◆ Problem description: Each of the lines below must be restated exactly.

Items listed in a dataset:
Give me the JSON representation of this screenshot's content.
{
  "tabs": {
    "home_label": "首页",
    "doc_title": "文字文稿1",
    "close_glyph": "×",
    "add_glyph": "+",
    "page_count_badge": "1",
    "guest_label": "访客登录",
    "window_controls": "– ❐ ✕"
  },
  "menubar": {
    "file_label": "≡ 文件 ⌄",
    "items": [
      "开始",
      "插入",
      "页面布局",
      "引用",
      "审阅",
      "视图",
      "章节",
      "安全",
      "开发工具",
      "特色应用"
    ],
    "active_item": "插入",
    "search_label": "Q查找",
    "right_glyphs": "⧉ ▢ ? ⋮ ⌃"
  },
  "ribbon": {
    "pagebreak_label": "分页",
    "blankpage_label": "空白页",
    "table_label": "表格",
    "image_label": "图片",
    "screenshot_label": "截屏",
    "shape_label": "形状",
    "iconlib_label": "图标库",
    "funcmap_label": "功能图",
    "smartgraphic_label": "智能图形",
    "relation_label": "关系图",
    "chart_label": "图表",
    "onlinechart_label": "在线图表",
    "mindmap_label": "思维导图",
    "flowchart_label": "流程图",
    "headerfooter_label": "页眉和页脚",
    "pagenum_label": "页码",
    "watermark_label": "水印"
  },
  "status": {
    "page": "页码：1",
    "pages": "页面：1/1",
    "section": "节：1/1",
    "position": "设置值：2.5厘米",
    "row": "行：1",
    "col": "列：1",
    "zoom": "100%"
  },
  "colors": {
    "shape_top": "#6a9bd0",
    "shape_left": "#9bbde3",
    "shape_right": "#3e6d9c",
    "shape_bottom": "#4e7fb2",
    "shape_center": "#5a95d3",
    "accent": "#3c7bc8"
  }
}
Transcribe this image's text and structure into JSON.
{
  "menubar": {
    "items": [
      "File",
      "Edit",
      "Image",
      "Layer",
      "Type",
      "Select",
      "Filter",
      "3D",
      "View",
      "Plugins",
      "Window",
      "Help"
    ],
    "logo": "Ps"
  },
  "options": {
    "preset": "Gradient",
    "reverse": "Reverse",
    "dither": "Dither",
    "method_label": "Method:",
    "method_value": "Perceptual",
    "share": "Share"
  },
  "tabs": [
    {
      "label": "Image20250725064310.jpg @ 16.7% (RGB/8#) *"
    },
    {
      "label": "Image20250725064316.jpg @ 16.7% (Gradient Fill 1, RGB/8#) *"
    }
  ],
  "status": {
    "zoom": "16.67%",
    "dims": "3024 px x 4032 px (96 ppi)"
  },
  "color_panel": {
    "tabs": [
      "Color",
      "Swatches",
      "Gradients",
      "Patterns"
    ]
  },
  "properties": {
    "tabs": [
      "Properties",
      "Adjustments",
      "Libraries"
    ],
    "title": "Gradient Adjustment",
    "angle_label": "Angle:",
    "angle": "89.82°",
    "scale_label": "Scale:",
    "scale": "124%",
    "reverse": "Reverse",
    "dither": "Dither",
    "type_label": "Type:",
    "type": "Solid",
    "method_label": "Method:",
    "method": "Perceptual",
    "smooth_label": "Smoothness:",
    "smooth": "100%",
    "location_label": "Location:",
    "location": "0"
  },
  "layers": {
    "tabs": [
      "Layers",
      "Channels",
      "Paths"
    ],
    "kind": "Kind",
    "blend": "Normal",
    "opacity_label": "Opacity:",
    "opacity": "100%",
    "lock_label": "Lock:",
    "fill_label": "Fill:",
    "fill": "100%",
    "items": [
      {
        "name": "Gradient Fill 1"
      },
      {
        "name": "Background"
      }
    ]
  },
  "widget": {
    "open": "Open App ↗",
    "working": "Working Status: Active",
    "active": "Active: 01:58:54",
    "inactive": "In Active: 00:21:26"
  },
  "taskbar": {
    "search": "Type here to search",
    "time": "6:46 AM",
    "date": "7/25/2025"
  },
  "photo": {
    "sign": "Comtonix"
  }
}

◆ Task result:
Give me the JSON representation of this screenshot's content.
{
  "tabs": {
    "home_label": "首页",
    "doc_title": "文字文稿1",
    "close_glyph": "×",
    "add_glyph": "+",
    "page_count_badge": "1",
    "guest_label": "访客登录",
    "window_controls": "– ❐ ✕"
  },
  "menubar": {
    "file_label": "≡ 文件 ⌄",
    "items": [
      "开始",
      "插入",
      "页面布局",
      "引用",
      "审阅",
      "视图",
      "章节",
      "安全",
      "开发工具",
      "特色应用"
    ],
    "active_item": "插入",
    "search_label": "Q查找",
    "right_glyphs": "⧉ ▢ ? ⋮ ⌃"
  },
  "ribbon": {
    "pagebreak_label": "分页",
    "blankpage_label": "空白页",
    "table_label": "表格",
    "image_label": "图片",
    "screenshot_label": "截屏",
    "shape_label": "形状",
    "iconlib_label": "图标库",
    "funcmap_label": "功能图",
    "smartgraphic_label": "智能图形",
    "relation_label": "关系图",
    "chart_label": "图表",
    "onlinechart_label": "在线图表",
    "mindmap_label": "思维导图",
    "flowchart_label": "流程图",
    "headerfooter_label": "页眉和页脚",
    "pagenum_label": "页码",
    "watermark_label": "水印"
  },
  "status": {
    "page": "页码：1",
    "pages": "页面：1/1",
    "section": "节：1/1",
    "position": "设置值：2.5厘米",
    "row": "行：1",
    "col": "列：1",
    "zoom": "100%"
  },
  "colors": {
    "shape_top": "#6a9bd0",
    "shape_left": "#9bbde3",
    "shape_right": "#3e6d9c",
    "shape_bottom": "#4e7fb2",
    "shape_center": "#5a95d3",
    "accent": "#3c7bc8"
  }
}
Transcribe this image's text and structure into JSON.
{
  "menubar": {
    "items": [
      "File",
      "Edit",
      "Image",
      "Layer",
      "Type",
      "Select",
      "Filter",
      "3D",
      "View",
      "Plugins",
      "Window",
      "Help"
    ],
    "logo": "Ps"
  },
  "options": {
    "preset": "Gradient",
    "reverse": "Reverse",
    "dither": "Dither",
    "method_label": "Method:",
    "method_value": "Perceptual",
    "share": "Share"
  },
  "tabs": [
    {
      "label": "Image20250725064310.jpg @ 16.7% (RGB/8#) *"
    },
    {
      "label": "Image20250725064316.jpg @ 16.7% (Gradient Fill 1, RGB/8#) *"
    }
  ],
  "status": {
    "zoom": "16.67%",
    "dims": "3024 px x 4032 px (96 ppi)"
  },
  "color_panel": {
    "tabs": [
      "Color",
      "Swatches",
      "Gradients",
      "Patterns"
    ]
  },
  "properties": {
    "tabs": [
      "Properties",
      "Adjustments",
      "Libraries"
    ],
    "title": "Gradient Adjustment",
    "angle_label": "Angle:",
    "angle": "89.82°",
    "scale_label": "Scale:",
    "scale": "124%",
    "reverse": "Reverse",
    "dither": "Dither",
    "type_label": "Type:",
    "type": "Solid",
    "method_label": "Method:",
    "method": "Perceptual",
    "smooth_label": "Smoothness:",
    "smooth": "100%",
    "location_label": "Location:",
    "location": "0"
  },
  "layers": {
    "tabs": [
      "Layers",
      "Channels",
      "Paths"
    ],
    "kind": "Kind",
    "blend": "Normal",
    "opacity_label": "Opacity:",
    "opacity": "100%",
    "lock_label": "Lock:",
    "fill_label": "Fill:",
    "fill": "100%",
    "items": [
      {
        "name": "Gradient Fill 1"
      },
      {
        "name": "Background"
      }
    ]
  },
  "widget": {
    "open": "Open App ↗",
    "working": "Working Status: Active",
    "active": "Active: 01:58:54",
    "inactive": "In Active: 00:21:26"
  },
  "taskbar": {
    "search": "Type here to search",
    "time": "6:46 AM",
    "date": "7/25/2025"
  },
  "photo": {
    "sign": "Comtonix"
  }
}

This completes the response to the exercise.